The curse of being a cook.  Or, rather, of having a knife and three minutes of time.  And an active imagination.

The basis for tonight’s dinner came about after seeing bags of diced butternut squash.   They looked beautiful – bright orange, fresh-looking…  The mind started playing all sorts of recipe-games.  It’s fun to play the “what if I did this…” game.  The mind can really start racing with ideas.  As I was contemplating what I could do, I espied whole butternut squash.  Immediately I knew I was bringing home a whole squash.  Try as I might, I just can’t justify someone else cutting my vegetables for me.  I know that packaged, pre-packaged, pre-cut/chopped/diced everything is the wave of the future.  I know that there are many people out there who believe that pushing a button on a microwave is too much work.  And I know that not everyone likes to cook.

I just don’t happen to be one of them.

I plan on being a cranky old man when I grow up spouting things like “When I was your age I used to get lemon juice from a natural container – a lemon!”  Or…  “I remember when we used to buy fruits and vegetables that looked like fruits and vegetables.  Before they were all genetically modified.”

I think it will be fun.

But back to dinner tonight…

The squash was easy.  I peeled, seeded, and diced the squash and drizzled it with maple syrup, sage, salt, and pepper.  Into a 375° oven it went for 20 minutes.  I used the same timer for the rice.

I heated the pumpkin puree (I still have lots!) and then added a handful of fresh cranberries, salt, and pepper.  Very simple.  I wanted the flavor of the pumpkin to predominate.

I cut a small pork tenderloin into about 1/2″ slices and covered them in a mixture of flour, garlic powder, salt, and pepper.  I sauteed them in a bit of olive oil, and after flipping them over, added the pumpkin and cranberry mixture and simmered everything for about 6 or 7 minutes.

The timer went off and everything was ready!

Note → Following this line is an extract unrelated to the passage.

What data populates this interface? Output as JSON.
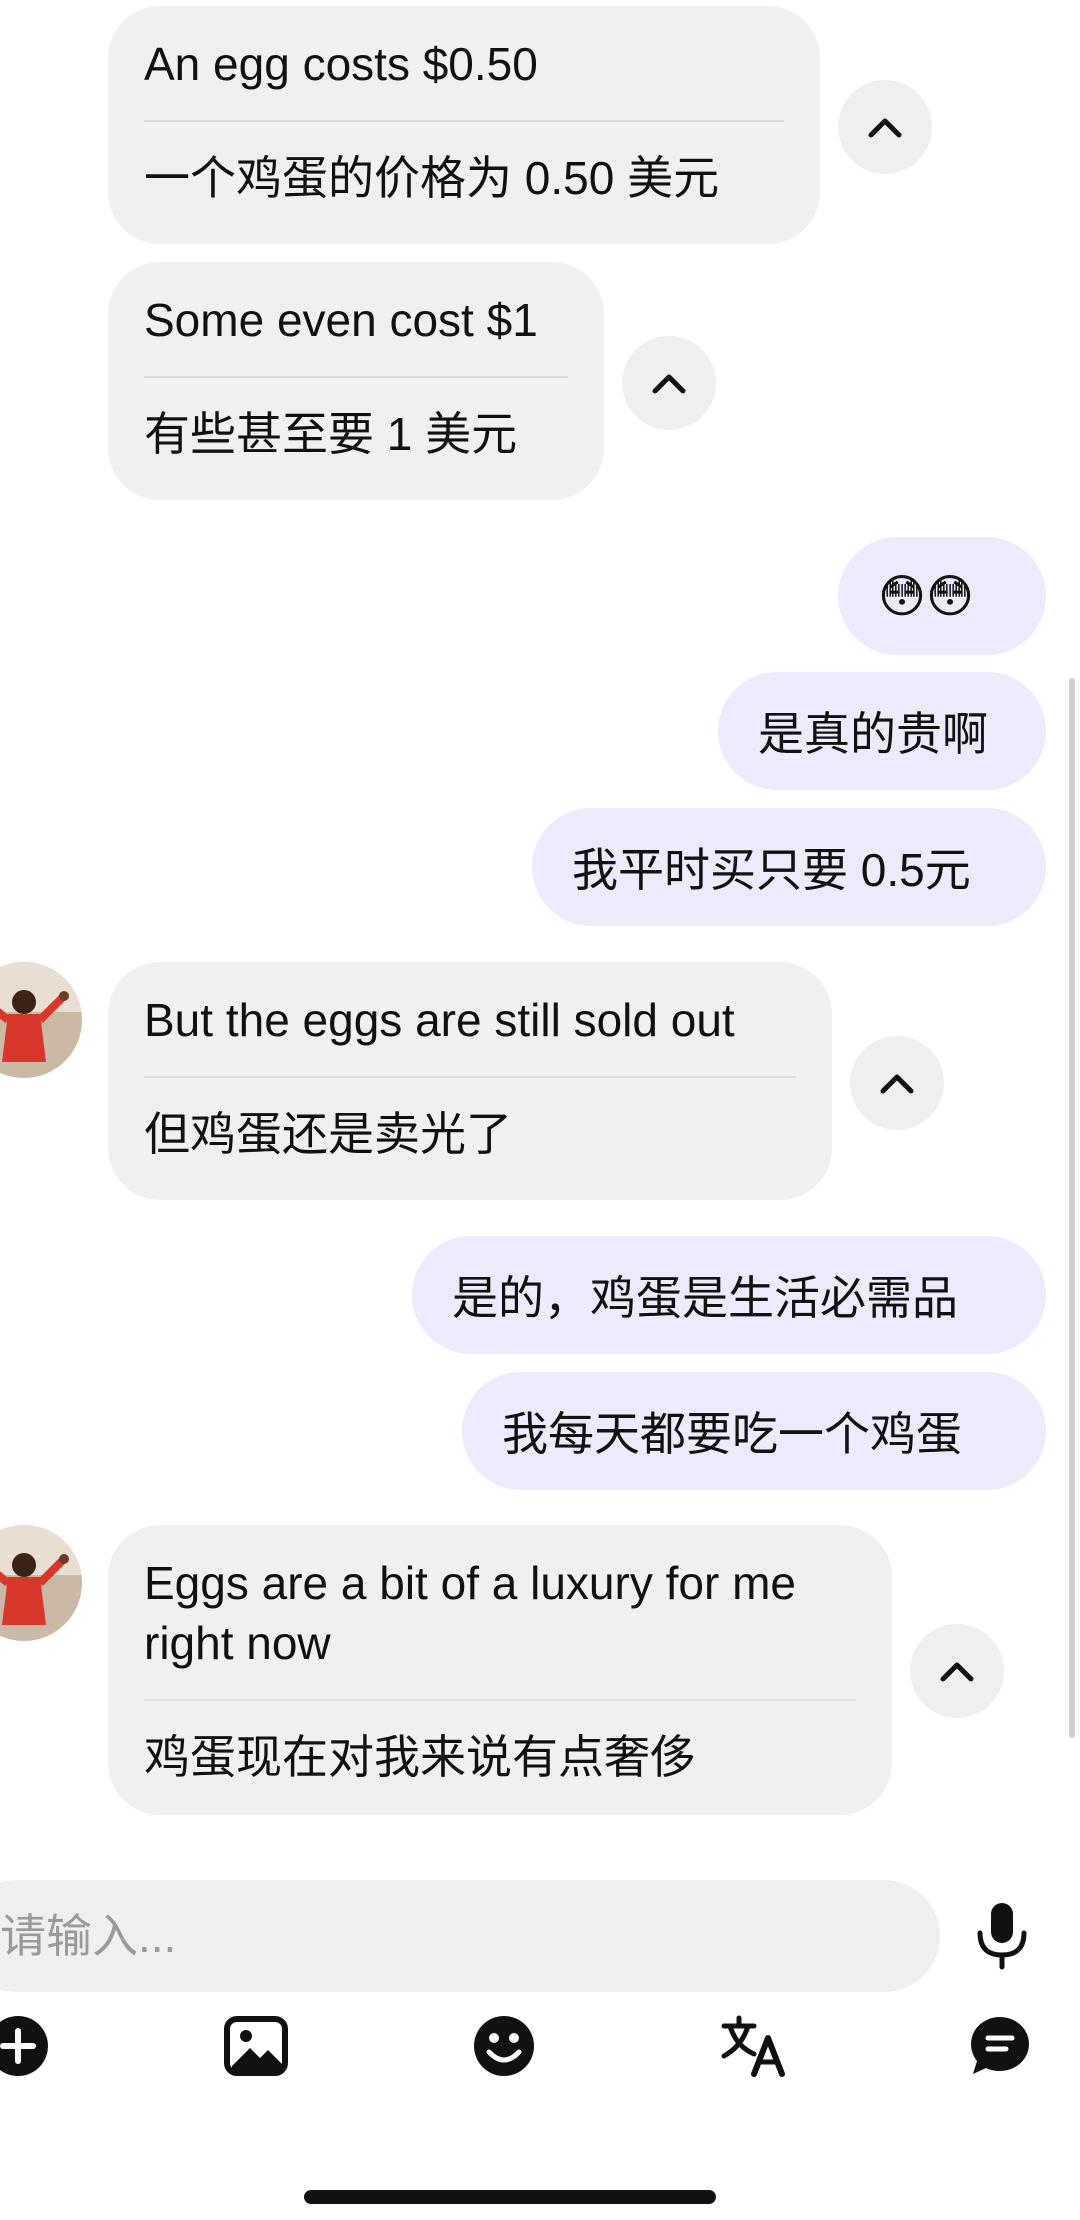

Butternut squash with maple syrup is a natural combination and a hint of sage balanced the sweetness.  The tart cranberries balanced the sweetness of the pumpkin and the garlic in the flour added that little bit more of a savory edge.

It worked on every level.

I love Fall.